A case that is the correct size has been ordered.

Being 80

I have been noticing different things now that I am eighty.

For example, in ten years I will be ninety. During this decade I will go from being old to being "old-old," that is, if I am lucky. And lately, friends tell me about a lot more falls and cancer diagnoses and a lot fewer new adventures.

I see that my generation’s children are middle-aged now. They are watching their waistlines expand and their nests empty. They are thinking about last chances to have the career of their dreams.

And I am paying attention to our generation’s grandchildren and their challenges. I hate that their schools have become war zones and that their backpacks have to be bulletproof. They deserve to be playful and carefree.

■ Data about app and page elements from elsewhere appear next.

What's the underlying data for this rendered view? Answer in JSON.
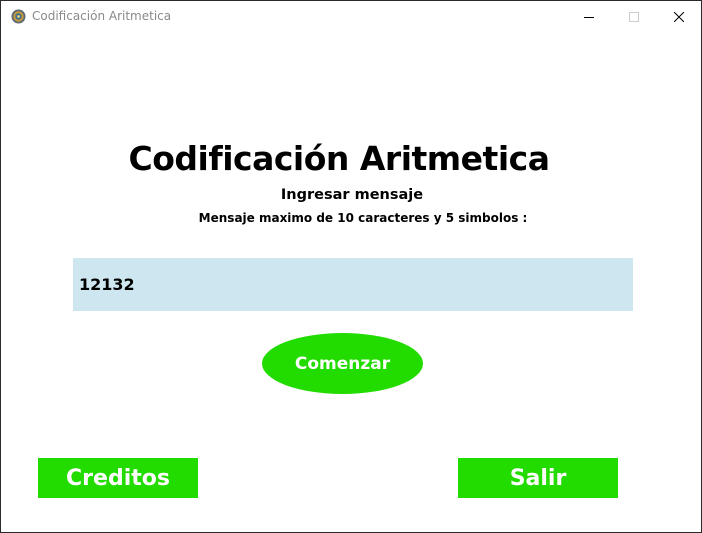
{
  "window": {
    "title": "Codificación Aritmetica"
  },
  "main": {
    "heading": "Codificación Aritmetica",
    "subheading": "Ingresar mensaje",
    "note": "Mensaje maximo de 10 caracteres y 5 simbolos :",
    "message_value": "12132",
    "start_label": "Comenzar",
    "credits_label": "Creditos",
    "exit_label": "Salir"
  },
  "colors": {
    "button_green": "#22dc00",
    "input_background": "#cde6ef"
  },
  "icons": {
    "app": "app-globe-icon",
    "minimize": "minimize-icon",
    "maximize": "maximize-icon",
    "close": "close-icon"
  }
}
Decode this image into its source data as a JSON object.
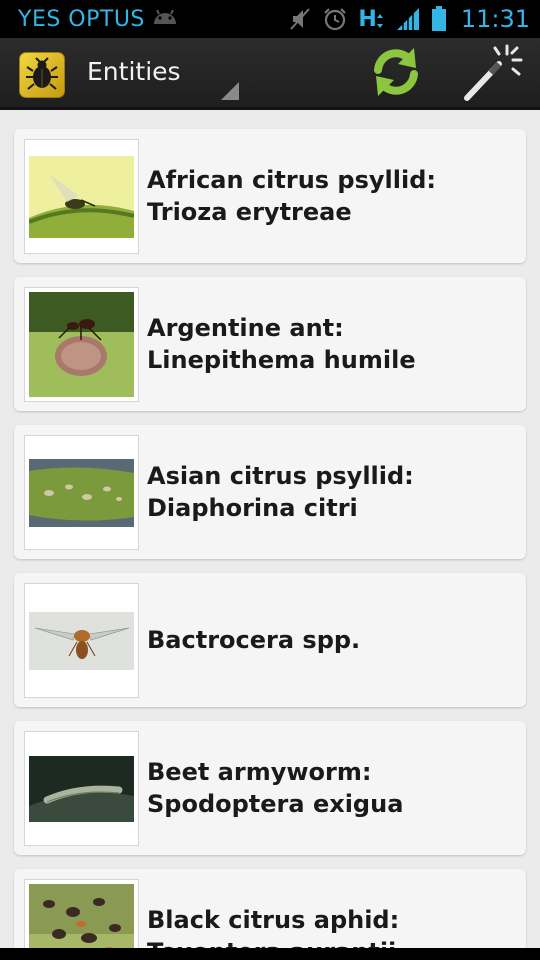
{
  "status_bar": {
    "carrier": "YES OPTUS",
    "network_label": "H",
    "time": "11:31",
    "icons": [
      "android-icon",
      "muted-icon",
      "alarm-icon",
      "hspa-icon",
      "signal-icon",
      "battery-icon"
    ]
  },
  "action_bar": {
    "title": "Entities",
    "icons": [
      "beetle-app-icon",
      "refresh-icon",
      "magic-wand-icon"
    ],
    "colors": {
      "refresh": "#8cc63f",
      "background": "#262626"
    }
  },
  "entities": [
    {
      "name": "African citrus psyllid: Trioza erytreae"
    },
    {
      "name": "Argentine ant: Linepithema humile"
    },
    {
      "name": "Asian citrus psyllid: Diaphorina citri"
    },
    {
      "name": "Bactrocera spp."
    },
    {
      "name": "Beet armyworm: Spodoptera exigua"
    },
    {
      "name": "Black citrus aphid: Toxoptera aurantii"
    }
  ],
  "colors": {
    "status_text": "#33b5e5",
    "list_background": "#ebebeb",
    "card_background": "#f5f5f5"
  }
}
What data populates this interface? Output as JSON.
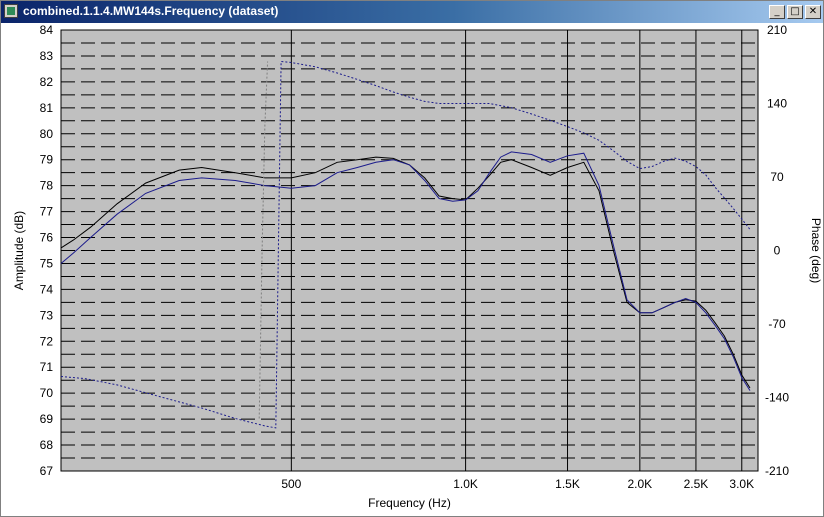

In my eighties I don't plan to forgo adventure. I also don't plan to fall.  We’ll see how that works out.


On a Lighter Note

It’s not easy to find something amusing when one’s spouse is in a rehab facility facing a long and painful recovery from a fractured femur.

Fortunately, our son Jeremy can always make me laugh.

Here’s what happened. On a summer-like day last week. I took an afternoon break from the rehab center to walk with my friend Carrie, a Kennedy School graduate and friend who lives not too far from the hospital. We walked for over an hour, chatting non-stop about everything except Peter’s broken femur.

At one point, she asked me to guess who she was having a drink with that evening. I mentioned a mutual friend. “No,” she said, “although that’s a good guess.” In fact, she was going to meet a friend she knows through her daughters’ school. And who might that be? Michelle Obama. Just the two of them!

I mentioned this to Jeremy that evening, telling him how excited I was for Carrie. Jeremy’s response:

“Well I wonder what Michelle Obama thought when she heard who Carrie walked with today!”